2) Remove Wet Clothes
Before you can connect the AED electrode pads to the person’s chest, you must take the time to remove their wet clothing so that you can access the victim’s bare chest.
Many AED machines are sold with scissors, which makes it easier to remove the victim’s clothing during an emergency. If you do not have scissors, remove the clothing as quickly as possible by ripping or pulling the shirt off over the neck.
It’s crucial to act with speed, as every second counts when it comes to an SCA. Do not worry about preserving the clothing – it’s better to save the person’s life.
3) Dry Chest of Victim
Once you’ve removed the person’s shirt, it’s crucial to dry the skin on the victim’s chest thoroughly, removing any water. Even limited water could negatively impact the AED’s adhesive electrode pads, causing a problem with their application to the person’s chest.
Additionally, even small amounts of water can be dangerous when using an AED. Water can cause the electrical current from the AED to travel across the skin rather than penetrating through the person’s chest and appropriately shocking their heart.
The AED may come with a towel to dry your victim. If not, use anything you have immediately available to remove all the moisture from the skin on the chest. Be sure to dry as much surface area as possible, not just the specific location of the electrode pads. Dry their ribs, upper stomach, and near the neck and armpits.
4) Attach AED Pads
Every AED analyzes a person’s heart rhythm to determine if a shock is necessary or not. If the AED determines a shock is needed, it provides an electrical shock to the victim using two AED pads. These pads have an adhesive that enables them to stick to the bare skin of the person’s chest.
Remember that you have to be sure there’s no water on the skin, the pads, or on the ground around the victim. Once the chest is completely dry, you can place the AED pads per the AED instructions.
5) Move Away from Victim Before the AED Delivers the Electric Shock
Once the electrode pads have been applied to the patient’s chest, the defibrillator will begin analyzing the patient’s heart rhythm. If the AED determines the person requires a shock, the device will charge and deliver its required therapy. Some devices deliver a shock automatically, and others require users to physically press a button to deliver the shock. These two different models of AEDs are called semi-automatic and fully-automatic AEDs.
Always read the user manual for your AED, and make sure to follow the AED’s instructions, including not touching the patient when instructed.
If a person experiences a Sudden Cardiac Arrest, using an AED can save their life. When using a defibrillator on someone submerged in water, it’s crucial to get the person on dry land first. You cannot apply the AED pads, which deliver the necessary electrical shock to the victim’s chest, until the shirt has been removed and the skin dried thoroughly. Once the person’s skin is dry, power on the AED and follow its instructions the same way you would during a normal response!
Is an AED Safe to Use in Water?
Many people ask can an AED be used in water? AEDs analyze people’s hearts to determine if therapy is required. If so, the AED can deliver an electric shock to the heart to cause it to resume beating in a normal rhythm.
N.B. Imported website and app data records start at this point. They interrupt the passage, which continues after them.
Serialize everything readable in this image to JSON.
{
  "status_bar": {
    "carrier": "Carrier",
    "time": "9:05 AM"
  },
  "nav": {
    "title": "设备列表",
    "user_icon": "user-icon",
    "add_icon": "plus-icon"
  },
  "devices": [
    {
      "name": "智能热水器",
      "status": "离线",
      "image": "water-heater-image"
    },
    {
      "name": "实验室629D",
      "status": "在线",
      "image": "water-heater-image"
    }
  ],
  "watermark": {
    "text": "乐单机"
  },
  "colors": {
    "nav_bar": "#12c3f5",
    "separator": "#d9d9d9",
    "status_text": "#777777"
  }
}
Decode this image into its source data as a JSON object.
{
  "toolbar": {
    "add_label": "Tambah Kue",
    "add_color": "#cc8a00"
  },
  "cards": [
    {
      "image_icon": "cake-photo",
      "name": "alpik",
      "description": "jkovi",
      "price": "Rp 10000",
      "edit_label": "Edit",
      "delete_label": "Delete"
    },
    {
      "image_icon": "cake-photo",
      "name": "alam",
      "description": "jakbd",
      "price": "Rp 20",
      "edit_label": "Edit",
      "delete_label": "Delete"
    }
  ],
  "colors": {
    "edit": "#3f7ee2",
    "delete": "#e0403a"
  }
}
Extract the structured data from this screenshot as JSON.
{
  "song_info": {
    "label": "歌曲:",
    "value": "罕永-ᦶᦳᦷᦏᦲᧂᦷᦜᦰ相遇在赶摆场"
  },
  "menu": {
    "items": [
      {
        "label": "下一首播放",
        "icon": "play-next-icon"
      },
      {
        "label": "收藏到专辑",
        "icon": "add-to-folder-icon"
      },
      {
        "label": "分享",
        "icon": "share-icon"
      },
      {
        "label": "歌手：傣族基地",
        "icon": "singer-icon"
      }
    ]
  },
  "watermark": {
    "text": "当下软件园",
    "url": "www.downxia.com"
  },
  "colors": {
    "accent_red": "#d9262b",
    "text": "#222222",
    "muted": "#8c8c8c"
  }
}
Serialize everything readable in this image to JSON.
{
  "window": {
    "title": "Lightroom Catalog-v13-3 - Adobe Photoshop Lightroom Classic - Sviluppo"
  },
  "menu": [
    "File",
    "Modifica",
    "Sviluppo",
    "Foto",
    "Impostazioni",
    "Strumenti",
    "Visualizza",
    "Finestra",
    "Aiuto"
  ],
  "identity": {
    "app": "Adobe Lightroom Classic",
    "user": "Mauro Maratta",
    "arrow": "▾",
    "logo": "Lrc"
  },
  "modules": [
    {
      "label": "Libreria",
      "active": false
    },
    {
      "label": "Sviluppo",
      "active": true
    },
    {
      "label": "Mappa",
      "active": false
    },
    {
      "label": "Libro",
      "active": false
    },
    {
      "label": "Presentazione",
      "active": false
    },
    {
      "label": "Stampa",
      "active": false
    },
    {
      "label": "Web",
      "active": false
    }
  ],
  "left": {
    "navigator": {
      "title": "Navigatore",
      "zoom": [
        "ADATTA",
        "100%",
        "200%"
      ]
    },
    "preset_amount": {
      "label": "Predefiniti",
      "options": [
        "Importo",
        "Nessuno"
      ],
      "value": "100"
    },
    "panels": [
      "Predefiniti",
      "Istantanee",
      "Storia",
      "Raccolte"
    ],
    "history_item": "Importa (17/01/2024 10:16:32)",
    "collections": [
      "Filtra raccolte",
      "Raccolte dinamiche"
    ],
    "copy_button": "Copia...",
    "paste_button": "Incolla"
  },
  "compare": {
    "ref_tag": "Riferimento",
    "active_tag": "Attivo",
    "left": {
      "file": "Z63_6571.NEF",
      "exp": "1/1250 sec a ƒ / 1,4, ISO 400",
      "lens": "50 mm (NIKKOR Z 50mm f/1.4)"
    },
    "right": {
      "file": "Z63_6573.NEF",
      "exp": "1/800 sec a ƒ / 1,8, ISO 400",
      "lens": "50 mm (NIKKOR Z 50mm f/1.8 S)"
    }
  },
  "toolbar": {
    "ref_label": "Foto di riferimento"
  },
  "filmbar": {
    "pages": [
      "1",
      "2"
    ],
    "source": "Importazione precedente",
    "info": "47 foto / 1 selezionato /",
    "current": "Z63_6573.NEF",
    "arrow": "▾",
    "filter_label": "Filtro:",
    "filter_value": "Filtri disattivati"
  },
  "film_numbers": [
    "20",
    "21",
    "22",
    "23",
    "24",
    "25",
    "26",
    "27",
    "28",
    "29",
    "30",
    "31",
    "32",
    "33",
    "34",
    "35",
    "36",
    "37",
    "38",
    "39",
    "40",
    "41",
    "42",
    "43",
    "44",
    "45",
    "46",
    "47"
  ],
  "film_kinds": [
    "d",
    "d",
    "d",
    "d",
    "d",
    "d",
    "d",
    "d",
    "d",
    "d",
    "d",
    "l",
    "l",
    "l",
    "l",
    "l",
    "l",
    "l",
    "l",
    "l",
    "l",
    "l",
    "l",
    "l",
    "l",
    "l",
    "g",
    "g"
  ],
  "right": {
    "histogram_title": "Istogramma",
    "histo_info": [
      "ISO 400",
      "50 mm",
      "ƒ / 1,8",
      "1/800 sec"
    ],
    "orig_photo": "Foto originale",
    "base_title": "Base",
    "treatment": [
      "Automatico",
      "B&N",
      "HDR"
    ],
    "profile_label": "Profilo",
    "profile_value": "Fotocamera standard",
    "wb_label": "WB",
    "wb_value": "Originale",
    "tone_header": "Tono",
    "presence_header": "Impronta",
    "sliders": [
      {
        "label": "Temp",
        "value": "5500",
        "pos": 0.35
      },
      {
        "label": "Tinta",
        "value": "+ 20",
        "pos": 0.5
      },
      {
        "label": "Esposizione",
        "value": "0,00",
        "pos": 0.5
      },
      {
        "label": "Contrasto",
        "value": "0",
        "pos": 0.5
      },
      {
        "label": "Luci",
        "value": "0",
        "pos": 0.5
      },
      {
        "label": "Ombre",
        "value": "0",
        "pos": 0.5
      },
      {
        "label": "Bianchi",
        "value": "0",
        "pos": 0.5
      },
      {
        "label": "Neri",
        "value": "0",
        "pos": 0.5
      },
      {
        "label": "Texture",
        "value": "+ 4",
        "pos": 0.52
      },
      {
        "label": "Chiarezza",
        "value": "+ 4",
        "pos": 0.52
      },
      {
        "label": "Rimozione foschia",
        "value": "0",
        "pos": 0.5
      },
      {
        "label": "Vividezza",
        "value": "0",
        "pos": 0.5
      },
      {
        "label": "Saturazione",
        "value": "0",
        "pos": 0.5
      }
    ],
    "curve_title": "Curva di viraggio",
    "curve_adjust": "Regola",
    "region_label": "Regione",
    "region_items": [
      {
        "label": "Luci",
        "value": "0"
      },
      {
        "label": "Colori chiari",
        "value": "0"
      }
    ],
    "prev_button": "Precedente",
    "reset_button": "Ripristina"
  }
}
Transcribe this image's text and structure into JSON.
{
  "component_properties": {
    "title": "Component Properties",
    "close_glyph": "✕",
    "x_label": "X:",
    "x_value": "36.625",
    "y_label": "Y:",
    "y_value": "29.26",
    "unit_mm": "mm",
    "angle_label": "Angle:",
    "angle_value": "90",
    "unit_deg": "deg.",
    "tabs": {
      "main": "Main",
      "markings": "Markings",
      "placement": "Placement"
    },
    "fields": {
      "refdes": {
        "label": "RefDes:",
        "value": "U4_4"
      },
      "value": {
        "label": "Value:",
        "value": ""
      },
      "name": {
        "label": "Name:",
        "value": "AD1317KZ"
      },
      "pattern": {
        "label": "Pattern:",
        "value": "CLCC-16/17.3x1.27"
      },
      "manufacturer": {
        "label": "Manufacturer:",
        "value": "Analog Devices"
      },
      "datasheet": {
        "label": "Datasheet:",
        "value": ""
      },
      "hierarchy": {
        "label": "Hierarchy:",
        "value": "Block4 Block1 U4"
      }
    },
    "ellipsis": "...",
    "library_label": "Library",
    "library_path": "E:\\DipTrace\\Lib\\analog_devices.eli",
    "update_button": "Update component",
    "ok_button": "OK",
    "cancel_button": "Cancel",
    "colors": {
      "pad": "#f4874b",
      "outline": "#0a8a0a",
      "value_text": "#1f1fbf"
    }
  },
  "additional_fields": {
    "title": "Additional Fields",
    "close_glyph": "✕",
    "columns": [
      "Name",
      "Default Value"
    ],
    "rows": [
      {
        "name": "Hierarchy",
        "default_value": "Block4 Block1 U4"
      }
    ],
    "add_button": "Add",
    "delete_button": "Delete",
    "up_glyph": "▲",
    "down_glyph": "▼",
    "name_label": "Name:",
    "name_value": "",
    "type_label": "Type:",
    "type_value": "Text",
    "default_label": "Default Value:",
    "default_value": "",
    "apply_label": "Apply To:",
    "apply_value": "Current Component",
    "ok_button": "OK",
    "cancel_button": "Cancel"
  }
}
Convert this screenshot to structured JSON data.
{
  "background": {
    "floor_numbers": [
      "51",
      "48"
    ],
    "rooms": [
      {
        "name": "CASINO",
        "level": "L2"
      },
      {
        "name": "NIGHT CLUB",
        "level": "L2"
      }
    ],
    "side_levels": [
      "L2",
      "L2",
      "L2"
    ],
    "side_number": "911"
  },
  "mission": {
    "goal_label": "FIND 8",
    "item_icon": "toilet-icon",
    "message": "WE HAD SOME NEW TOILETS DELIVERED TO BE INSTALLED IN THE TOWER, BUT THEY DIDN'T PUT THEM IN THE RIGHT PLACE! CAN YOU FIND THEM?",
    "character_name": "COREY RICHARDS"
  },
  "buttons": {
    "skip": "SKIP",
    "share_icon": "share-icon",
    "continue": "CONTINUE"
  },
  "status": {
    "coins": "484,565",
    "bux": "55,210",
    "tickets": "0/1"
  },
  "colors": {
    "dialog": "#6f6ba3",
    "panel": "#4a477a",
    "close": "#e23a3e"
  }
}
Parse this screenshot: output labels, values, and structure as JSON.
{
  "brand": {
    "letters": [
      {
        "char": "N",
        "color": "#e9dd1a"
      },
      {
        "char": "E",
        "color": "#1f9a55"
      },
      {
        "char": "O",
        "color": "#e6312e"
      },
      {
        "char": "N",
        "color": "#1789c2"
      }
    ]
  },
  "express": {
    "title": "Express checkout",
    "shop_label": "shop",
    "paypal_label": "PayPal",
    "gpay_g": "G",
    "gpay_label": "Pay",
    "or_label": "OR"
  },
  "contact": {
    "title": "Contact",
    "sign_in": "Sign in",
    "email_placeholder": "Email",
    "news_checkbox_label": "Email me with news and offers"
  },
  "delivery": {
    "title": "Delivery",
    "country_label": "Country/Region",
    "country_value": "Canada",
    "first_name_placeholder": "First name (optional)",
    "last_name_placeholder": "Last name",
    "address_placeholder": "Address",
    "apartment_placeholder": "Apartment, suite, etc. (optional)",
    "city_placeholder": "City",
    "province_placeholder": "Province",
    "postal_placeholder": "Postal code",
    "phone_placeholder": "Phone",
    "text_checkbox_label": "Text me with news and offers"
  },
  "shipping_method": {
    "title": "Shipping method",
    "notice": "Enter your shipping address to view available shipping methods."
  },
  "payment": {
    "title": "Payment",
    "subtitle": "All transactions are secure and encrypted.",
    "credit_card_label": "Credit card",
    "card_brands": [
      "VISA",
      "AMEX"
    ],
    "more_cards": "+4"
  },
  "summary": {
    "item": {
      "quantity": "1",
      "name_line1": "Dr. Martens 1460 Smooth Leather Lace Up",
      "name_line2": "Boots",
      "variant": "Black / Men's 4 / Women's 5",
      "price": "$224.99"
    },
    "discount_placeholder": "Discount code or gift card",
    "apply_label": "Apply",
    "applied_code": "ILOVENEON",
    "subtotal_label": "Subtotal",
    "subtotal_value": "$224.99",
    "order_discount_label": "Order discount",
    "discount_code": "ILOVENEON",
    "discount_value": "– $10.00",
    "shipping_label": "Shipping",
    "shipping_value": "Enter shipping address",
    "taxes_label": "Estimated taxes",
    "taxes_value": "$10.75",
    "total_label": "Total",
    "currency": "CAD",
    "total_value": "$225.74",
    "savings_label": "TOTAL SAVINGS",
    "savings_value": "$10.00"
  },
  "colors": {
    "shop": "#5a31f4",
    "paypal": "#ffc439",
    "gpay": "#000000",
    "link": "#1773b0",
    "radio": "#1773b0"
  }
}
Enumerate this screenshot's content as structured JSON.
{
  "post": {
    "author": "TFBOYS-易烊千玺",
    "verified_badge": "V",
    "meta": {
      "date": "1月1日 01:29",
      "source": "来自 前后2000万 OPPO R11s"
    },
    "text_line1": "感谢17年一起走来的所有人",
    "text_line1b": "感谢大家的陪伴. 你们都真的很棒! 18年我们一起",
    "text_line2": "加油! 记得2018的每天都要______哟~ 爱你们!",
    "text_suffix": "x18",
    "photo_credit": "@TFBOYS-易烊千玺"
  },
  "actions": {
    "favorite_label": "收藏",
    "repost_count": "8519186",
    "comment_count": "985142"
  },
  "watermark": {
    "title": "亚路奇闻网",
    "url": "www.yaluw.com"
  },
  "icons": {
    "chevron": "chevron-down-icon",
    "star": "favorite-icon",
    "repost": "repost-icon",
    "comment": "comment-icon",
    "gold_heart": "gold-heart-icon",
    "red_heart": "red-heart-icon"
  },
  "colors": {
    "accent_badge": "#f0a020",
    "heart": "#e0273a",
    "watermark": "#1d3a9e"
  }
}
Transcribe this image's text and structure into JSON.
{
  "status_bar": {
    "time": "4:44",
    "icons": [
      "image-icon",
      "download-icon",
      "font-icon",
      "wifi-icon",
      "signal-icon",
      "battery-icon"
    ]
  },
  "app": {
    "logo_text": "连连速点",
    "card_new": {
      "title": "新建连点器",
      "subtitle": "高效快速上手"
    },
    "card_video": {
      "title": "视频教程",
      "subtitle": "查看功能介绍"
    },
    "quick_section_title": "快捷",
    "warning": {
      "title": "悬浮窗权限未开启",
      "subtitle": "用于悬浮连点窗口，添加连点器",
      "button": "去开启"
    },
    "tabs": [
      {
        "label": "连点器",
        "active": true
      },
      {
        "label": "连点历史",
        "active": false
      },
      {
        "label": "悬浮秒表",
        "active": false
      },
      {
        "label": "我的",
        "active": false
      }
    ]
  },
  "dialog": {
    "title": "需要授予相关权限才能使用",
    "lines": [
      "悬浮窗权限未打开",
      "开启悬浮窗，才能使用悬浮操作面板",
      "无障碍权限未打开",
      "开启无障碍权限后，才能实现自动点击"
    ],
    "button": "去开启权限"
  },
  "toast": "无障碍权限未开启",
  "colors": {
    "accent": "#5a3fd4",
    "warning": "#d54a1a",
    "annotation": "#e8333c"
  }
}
Water and electricity never mix. Therefore, you should never use an AED submerged in water.
By contrast, seizures are caused by abnormal electrical activity in the brain. There are many types of seizures, and depending on the type, people may exhibit uncontrollable, spastic movements of body, particularly the arms and legs, stiffenig and then loosening of limbs or muscles, loss of consciousness, staring into space, confusion, sweating and nausea, or rapid blinking.
Since cardiac arrest victims may also exhibit abnormal movements, it is important to not falsely confuse cardiac arrest with a seizure because waiting to respond dramatically decreases the chance a person will survive. If someone is unresponsive and not breathing normally, immediately call 911, start hands-only CPR, and use an AED if available.